Jackson attended a segregated school where he received his general education diploma. At the age of 17 he went to work as an oil field tool maintenance helper. In 1961, at age 18, he was accepted in the US Army and attended television repair school at night. He later owned and operated a radio and television repair shop parttime for seven years in Fayetteville, North Carolina, near Fort Bragg where he was stationed.
After being honourably discharged in February 1968, Jackson re-enlisted in June 1970, working as an engineer equipment technician in Korea. He graduated from the Army Recruiting and Career Counsellor School in 1971 and transferred to California in 1973. He was an army recruiter and careers counsellor until his retirement in July 1978.
Before his retirement, Jackson completed a degree in business administration at Columbia College. He also holds a doctorate in applied science and technology from Glendale University.
His earliest effort at invention led to the precursor of the v-chip, technology used in the television industry to block violent and objectionable programmes that could be seen by young children. In 1993, he founded Protelcon Inc., which markets and distributes the TeleCommander, the first empowerment television accessory designed to give parents control over viewing content and the habits of children.
Jackson didn’t invent the remote itself.
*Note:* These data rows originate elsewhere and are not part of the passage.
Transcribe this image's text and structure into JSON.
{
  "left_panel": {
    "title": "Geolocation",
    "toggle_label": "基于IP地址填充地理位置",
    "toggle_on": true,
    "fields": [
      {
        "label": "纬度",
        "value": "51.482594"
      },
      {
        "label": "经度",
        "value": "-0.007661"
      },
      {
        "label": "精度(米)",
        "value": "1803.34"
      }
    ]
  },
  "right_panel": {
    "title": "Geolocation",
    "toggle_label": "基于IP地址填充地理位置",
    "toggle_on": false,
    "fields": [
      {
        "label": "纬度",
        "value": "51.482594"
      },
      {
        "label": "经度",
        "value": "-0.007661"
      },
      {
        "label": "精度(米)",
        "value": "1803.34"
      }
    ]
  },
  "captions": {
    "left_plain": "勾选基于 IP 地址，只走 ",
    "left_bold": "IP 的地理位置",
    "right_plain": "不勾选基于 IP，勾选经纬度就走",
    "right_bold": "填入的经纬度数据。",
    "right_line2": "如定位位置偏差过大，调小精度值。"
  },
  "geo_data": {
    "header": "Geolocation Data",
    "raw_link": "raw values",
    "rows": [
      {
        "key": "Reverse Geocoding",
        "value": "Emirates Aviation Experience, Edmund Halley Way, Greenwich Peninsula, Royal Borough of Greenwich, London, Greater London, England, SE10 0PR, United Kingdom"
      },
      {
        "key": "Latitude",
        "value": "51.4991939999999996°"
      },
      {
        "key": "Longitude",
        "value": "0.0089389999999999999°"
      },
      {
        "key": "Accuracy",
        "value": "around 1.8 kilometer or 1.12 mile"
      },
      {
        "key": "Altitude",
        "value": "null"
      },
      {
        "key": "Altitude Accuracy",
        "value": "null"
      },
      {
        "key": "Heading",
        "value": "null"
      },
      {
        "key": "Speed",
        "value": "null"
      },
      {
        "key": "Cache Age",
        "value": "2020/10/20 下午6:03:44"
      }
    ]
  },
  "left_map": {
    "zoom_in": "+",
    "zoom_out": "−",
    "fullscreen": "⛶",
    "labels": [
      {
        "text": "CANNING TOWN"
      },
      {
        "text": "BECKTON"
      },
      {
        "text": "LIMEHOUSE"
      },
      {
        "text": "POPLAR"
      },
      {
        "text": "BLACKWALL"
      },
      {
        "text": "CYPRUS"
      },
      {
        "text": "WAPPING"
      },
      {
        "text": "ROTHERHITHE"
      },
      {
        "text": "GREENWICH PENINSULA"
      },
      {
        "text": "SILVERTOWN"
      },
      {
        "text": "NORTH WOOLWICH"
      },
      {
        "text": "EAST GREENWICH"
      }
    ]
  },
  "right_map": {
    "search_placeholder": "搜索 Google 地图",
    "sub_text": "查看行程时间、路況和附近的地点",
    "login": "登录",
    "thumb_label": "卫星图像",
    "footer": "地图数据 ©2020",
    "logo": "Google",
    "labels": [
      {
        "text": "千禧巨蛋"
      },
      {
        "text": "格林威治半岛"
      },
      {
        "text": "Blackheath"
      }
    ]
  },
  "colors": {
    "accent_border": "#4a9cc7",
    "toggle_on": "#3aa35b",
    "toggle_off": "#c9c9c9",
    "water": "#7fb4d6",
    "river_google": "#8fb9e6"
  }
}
He improved on earlier inventions, making the TV remote what we know it to be today.
He is the holder of at least six US patents in the area of telecommunications (a video supervision/censoring system for parental control, and two programmable television controllers), and fertility prediction devices for women, as well as several copyrights, trademarks, and pending patents in the area of aircraft security and tracking systems.
As a businessman, his marketing strategies are also impressive and help influence people to constantly use technology.
He is a member of the Black Business Association of Los Angeles and the Hawthorne Chamber of Commerce, and also serves as patent consultant to potential inventors.